Though he took the move with trepidation, Livings is willing to do what it takes to make it back to the gridiron.
"I originally told coach Saban that I was uncomfortable with (the move)," Livings says, "but I told him that I'd do whatever helped the team. If that's my role as a player, then that's what I'm going to have to do."
Though he's been away from competitive football for over two years, Livings still has enough heart and skills to impress the coaches for whom he will be playing.
"I've been really impressed with him," defensive coordinator Will Muschamp said. "He's not in the kind of shape you want, but he's been out of football for quite some time. But he is a big, strong kid that moves well and holds the point up front for us. He's a guy that can contribute up front for us this year — he just needs to keep progressing on the track that he is now."
Defensive line coach Lance Thompson agrees. He touts Livings' versatility and dedication to learning a new position at defensive end.
"Nate's been working great," he says. "He's a very talented guy — really diligent in his preparation. He's been out of ball a while, but every day he's getting better."
Jumping back into football after a long hiatus been tough for Livings. He is learning a whole new system and an entirely different way of thinking on the field.
"I was anxious at the beginning," said Livings. "I'm still anxious and I'm hungry. But I guess I have to wait until the heat is on. I got banged up a couple of times, but that's just to knock the rust off. I still think I have to knock some more rust off though.

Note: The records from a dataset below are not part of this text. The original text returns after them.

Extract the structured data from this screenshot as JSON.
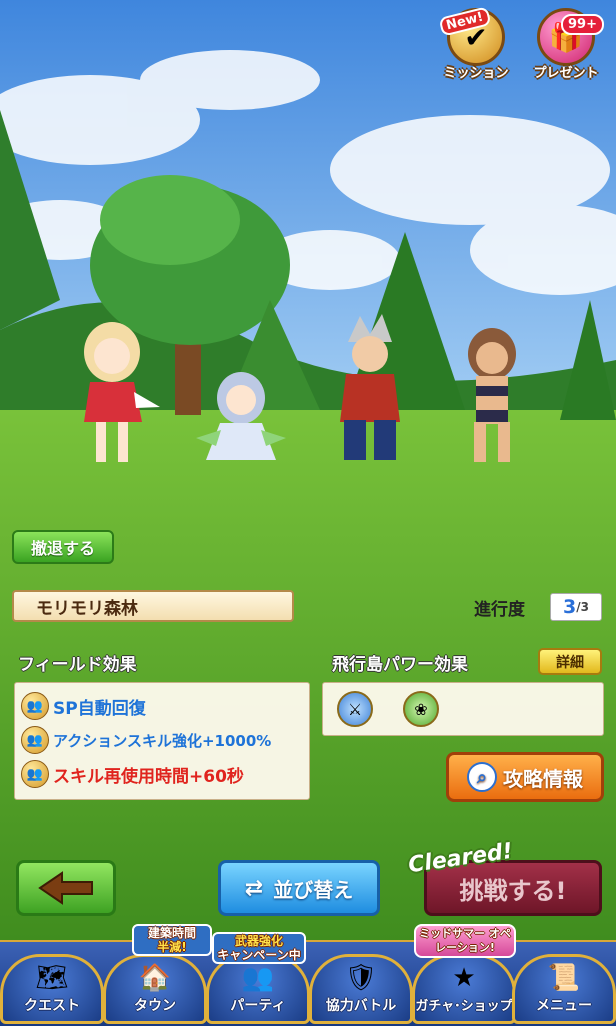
{
  "hud": {
    "mission_label": "ミッション",
    "mission_badge": "New!",
    "present_label": "プレゼント",
    "present_badge": "99+"
  },
  "retreat_label": "撤退する",
  "area": {
    "name": "モリモリ森林",
    "progress_label": "進行度",
    "progress_current": "3",
    "progress_total": "/3"
  },
  "field_effects": {
    "title": "フィールド効果",
    "items": [
      {
        "text": "SP自動回復",
        "color": "#1e73d8"
      },
      {
        "text": "アクションスキル強化+1000%",
        "color": "#1e73d8"
      },
      {
        "text": "スキル再使用時間+60秒",
        "color": "#e0241e"
      }
    ]
  },
  "island_power": {
    "title": "飛行島パワー効果",
    "detail_label": "詳細",
    "icons": [
      "attack-boost-icon",
      "nature-element-icon"
    ]
  },
  "strategy_label": "攻略情報",
  "actions": {
    "sort_label": "並び替え",
    "challenge_label": "挑戦する!",
    "cleared_label": "Cleared!"
  },
  "nav": {
    "items": [
      {
        "label": "クエスト",
        "icon": "quest-map-icon"
      },
      {
        "label": "タウン",
        "icon": "town-icon"
      },
      {
        "label": "パーティ",
        "icon": "party-icon"
      },
      {
        "label": "協力バトル",
        "icon": "coop-battle-icon"
      },
      {
        "label": "ガチャ･ショップ",
        "icon": "gacha-shop-icon"
      },
      {
        "label": "メニュー",
        "icon": "menu-scroll-icon"
      }
    ],
    "town_badge": {
      "line1": "建築時間",
      "line2": "半減!"
    },
    "party_badge": {
      "line1": "武器強化",
      "line2": "キャンペーン中"
    },
    "gacha_badge": "ミッドサマー オペレーション!"
  },
  "colors": {
    "sky": "#5d9fe6",
    "grass": "#5aa92a",
    "accent_orange": "#ea6d0f",
    "nav_blue": "#1b3d86"
  }
}
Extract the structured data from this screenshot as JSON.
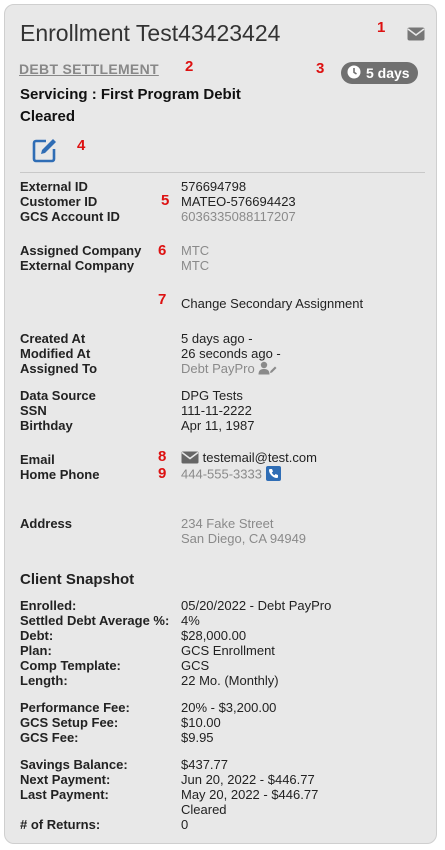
{
  "header": {
    "title": "Enrollment Test43423424",
    "program_link": "DEBT SETTLEMENT",
    "days_badge": "5 days",
    "status": "Servicing : First Program Debit Cleared"
  },
  "annotations": [
    "1",
    "2",
    "3",
    "4",
    "5",
    "6",
    "7",
    "8",
    "9"
  ],
  "ids": {
    "external_id_label": "External ID",
    "external_id": "576694798",
    "customer_id_label": "Customer ID",
    "customer_id": "MATEO-576694423",
    "gcs_account_id_label": "GCS Account ID",
    "gcs_account_id": "6036335088117207"
  },
  "companies": {
    "assigned_label": "Assigned Company",
    "assigned": "MTC",
    "external_label": "External Company",
    "external": "MTC",
    "change_link": "Change Secondary Assignment"
  },
  "dates": {
    "created_label": "Created At",
    "created": "5 days ago -",
    "modified_label": "Modified At",
    "modified": "26 seconds ago -",
    "assigned_to_label": "Assigned To",
    "assigned_to": "Debt PayPro"
  },
  "identity": {
    "data_source_label": "Data Source",
    "data_source": "DPG Tests",
    "ssn_label": "SSN",
    "ssn": "111-11-2222",
    "birthday_label": "Birthday",
    "birthday": "Apr 11, 1987"
  },
  "contact": {
    "email_label": "Email",
    "email": "testemail@test.com",
    "phone_label": "Home Phone",
    "phone": "444-555-3333",
    "address_label": "Address",
    "address_line1": "234 Fake Street",
    "address_line2": "San Diego, CA 94949"
  },
  "snapshot": {
    "title": "Client Snapshot",
    "enrolled_label": "Enrolled:",
    "enrolled": "05/20/2022 - Debt PayPro",
    "settled_label": "Settled Debt Average %:",
    "settled": "4%",
    "debt_label": "Debt:",
    "debt": "$28,000.00",
    "plan_label": "Plan:",
    "plan": "GCS Enrollment",
    "comp_label": "Comp Template:",
    "comp": "GCS",
    "length_label": "Length:",
    "length": "22 Mo. (Monthly)",
    "perf_fee_label": "Performance Fee:",
    "perf_fee": "20% - $3,200.00",
    "setup_fee_label": "GCS Setup Fee:",
    "setup_fee": "$10.00",
    "gcs_fee_label": "GCS Fee:",
    "gcs_fee": "$9.95",
    "savings_label": "Savings Balance:",
    "savings": "$437.77",
    "next_payment_label": "Next Payment:",
    "next_payment": "Jun 20, 2022 - $446.77",
    "last_payment_label": "Last Payment:",
    "last_payment": "May 20, 2022 - $446.77",
    "last_payment_status": "Cleared",
    "returns_label": "# of Returns:",
    "returns": "0"
  },
  "colors": {
    "accent": "#2f6db5",
    "annotation": "#dd1111",
    "muted": "#8a8a8a",
    "badge": "#707070"
  }
}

"I didn't lose my speed. Strength-wise, I've gotten stronger. I just have to work on the endurance"
Livings' situation isn't anything new at LSU. Fellow defensive lineman Chad Lavalais experienced a similar layoff between high school and college. Another highly touted prospect, Lavalais worked as a correctional officer during his two-year layoff from football while awaiting his own academic eligibility.
"Chad talked to me a little bit," Livings says. "He told me that at the beginning it was going to be a little funny and how it would take time for the rust to come off, but it would come off. He's doing pretty good, so I guess he knows."
If Livings takes Lavailais' advice to heart, he may get the chance to pass on his experience to another Lake Charles product — Barbe's Justin Vincent. One of the nation's top running back prospects, Vincent committed to LSU but is academically ineligible for the 2002 season.
"I'll sit down and talk with him, if he's willing to listen," Livings said of Vincent. "I've been through a whole lot. Stuff I wouldn't wish on anybody."
When speaking about his tribulations over the past few years, Livings pauses for a moment before looking a reporter directly in the eye to answer.
"The reason I did this was to be successful in life. If I wasn't playing football, I'd probably be in Lake Charles working a 9-to-5 (job)."
"I just couldn't deal with the pressures," he continued. "When I graduated out of high school, there were so many expectations from everybody — the whole community. ‘Ole Nate is going to be the first one since Eddie Kennison to go pro, to go play ball at LSU.' So that was always in the back of my mind.
"Girls that used to talk to me, I'd see them in the mall and they'd roll their eyes, like, ‘I don't want to talk to Nate, he's nobody, he's just like everybody else now.'
"So it was basically trying to prove them wrong, but also me trying to prove to myself that I wanted to have a professional future. Even if I don't make it in football at LSU, I'll have a degree."
With that attitude — regardless of whatever football success may come — Nate Livings is already a winner.